Space heating consumption is based on the RECS variables BTUELSPH, BTUNGSPH, BTUFOSPH, the fuel specific space heating energy; electric, natural gas, and fuel oil.

Water heating consumption is based on the RECS variables BTUELWTH, BTUNGWTH, BTUFOWTH, the fuel specific water heating energy; electric, natural gas, and fuel oil.

Electrical consumption for appliances is somewhat complex. The existing defaults analysis contained two variables related to electrical appliances: BUTELAPP and BTUELMIS, which are major appliance and misc appliances respectively. The RECS variable for appliances is BTUELAPL which is all electrical appliances except refrigerators. BTUELAPP is the sum of refrigerators, freezers, clothes washers, dishwashers, and electrical cooking. BTUELMIS is BTUELAPL less freezers, clothes washers, dishwashers, and electrical cooking.

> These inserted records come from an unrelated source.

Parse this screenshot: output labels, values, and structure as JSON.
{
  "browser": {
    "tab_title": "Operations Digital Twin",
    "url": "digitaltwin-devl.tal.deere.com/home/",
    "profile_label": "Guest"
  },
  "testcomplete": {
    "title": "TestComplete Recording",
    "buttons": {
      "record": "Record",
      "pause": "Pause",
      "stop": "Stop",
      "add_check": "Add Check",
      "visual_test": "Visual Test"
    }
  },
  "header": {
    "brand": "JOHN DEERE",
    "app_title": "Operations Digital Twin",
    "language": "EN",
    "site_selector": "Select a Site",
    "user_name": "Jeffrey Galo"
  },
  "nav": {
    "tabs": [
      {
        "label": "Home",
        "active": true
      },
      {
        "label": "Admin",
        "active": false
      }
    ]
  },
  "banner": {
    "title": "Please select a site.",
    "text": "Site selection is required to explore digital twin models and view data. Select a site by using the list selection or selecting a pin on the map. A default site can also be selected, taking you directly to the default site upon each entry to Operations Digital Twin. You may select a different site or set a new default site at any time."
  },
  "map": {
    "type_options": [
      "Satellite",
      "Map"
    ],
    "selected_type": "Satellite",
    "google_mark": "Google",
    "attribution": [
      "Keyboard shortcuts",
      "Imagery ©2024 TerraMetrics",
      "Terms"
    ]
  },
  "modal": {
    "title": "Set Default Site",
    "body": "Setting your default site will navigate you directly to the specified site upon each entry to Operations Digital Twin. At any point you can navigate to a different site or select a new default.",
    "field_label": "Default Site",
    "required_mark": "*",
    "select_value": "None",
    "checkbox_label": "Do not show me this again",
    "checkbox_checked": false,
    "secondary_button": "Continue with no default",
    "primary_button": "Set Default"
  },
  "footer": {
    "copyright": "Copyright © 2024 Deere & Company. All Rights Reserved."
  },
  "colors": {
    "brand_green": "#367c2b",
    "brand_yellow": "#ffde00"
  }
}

RECS no longer reports electrical cooking separately, which posed a problem for calculation BTUELMIS. For this update electrical cooking energy was taken from RECS 1993. The RECS 1993 variable BTUELCOK was analyzed by the combination of Census Division + the four largest states (total of 13 regions), and housing type, where electricity was the main fuel used to cook. The resulting consumption figures were added to the RECS 2001 data set. Use of 1993 data is not ideal, but no better national level estimates were immediately available.

Natural Gas appliance are much more straightforward. This consumption is represented by the RECS variable, BTUNGAPL appliances; mostly water heaters and cooking, some clothes dryers) which is used without modification.

RECS has not included data on lighting consumption since 1993, so those values continued to be used.

For all RECS consumptions: where there is missing data or no answer RECS uses the coding 9999999 (or similar, the exact number of digits can vary). In this analysis missing values were set to 0. This allows averaging of minority fuels and prevents a small number of homes with high use of that kind (e.g. auxiliary elec. heating in a home with main fuel of NG) from skewing the average.


The savings methodology was not specifically updated in this revision. Savings are estimated by applying a percentage of improvement to the end-use consumptions space heating, space cooling, water heating, appliances, and lighting.


AHAM, "Energy Efficiency and Consumption Trends, var. products." July 1996

Birdsall, B., W.F. Buhl, K.L. Ellington, A.E. Erdem, and F.C. Winkelmann. 1990. "Overview of the DOE-2 building energy analysis program, version 2.1D." LBL-19735, Rev. 1. Berkeley, CA: Lawrence Berkeley National Laboratory.

Jennings, J., M. Moezzi, R. Brown, E. Mills, R. Sardinsky, B. Heckendorn, D. Lerman, L. Tribwell. 1997. "Residential Lighting: The Data to Date." Journal of the Illuminating Engineering Society. Vol. 26, No. 2. Summer 1997. also LBL-35484, March, 1996.

Lutz, J.D., Liu, X., McMahon, J.E., Dunham, C., & McGrue, Q.T. "Modeling Residential Hot Water Use Patterns" No. LBL-37805. Lawrence Berkeley National Laboratory. November 1996.

Mills, E.. et al. 2007. "Home Energy Saver: Documentation of Calculation Methodology, Input Data, and Infrastructure." Lawrence Berkeley National Laboratory Report No. 51938. [PDF]

Mills, E. 2004. "Inter-comparison of North American Web- and Disk-based Tools for Residential Energy Analysis." Energy and Buildings 36:865-880. [PDF] A more extensive version was previously published as "Review and Comparison of Web- and Disk-based Tools for Residential Energy Analysis." LBNL-50950. September 5, 2002. [PDF]

Sanchez, Marla C., "Miscellaneous Electricity Use in U.S. Residences." MS Thesis, University of California, Berkeley. June 1997.

Tribwell, Lyle S. and David I. Lerman. 1996. "Baseline Residential Lighting Energy Use Study." Proceedings of the 1996 ACEEE Summer Study on Energy Efficiency in Buildings. p. 3.153.

US DOE. 1996. "Electric Power Annual 1995." Energy Information Administration. DOE/EIA-0348(95)/1,2. July, December.

US DOE. 1994. "Emissions of Greenhouse Gases in the United States, 1987-1992." DOE/EIA-0573. October.

US EPA. 2009. "eGRID2007 Version 1.1" Washington, DC: U.S. Environmental Protection Agency.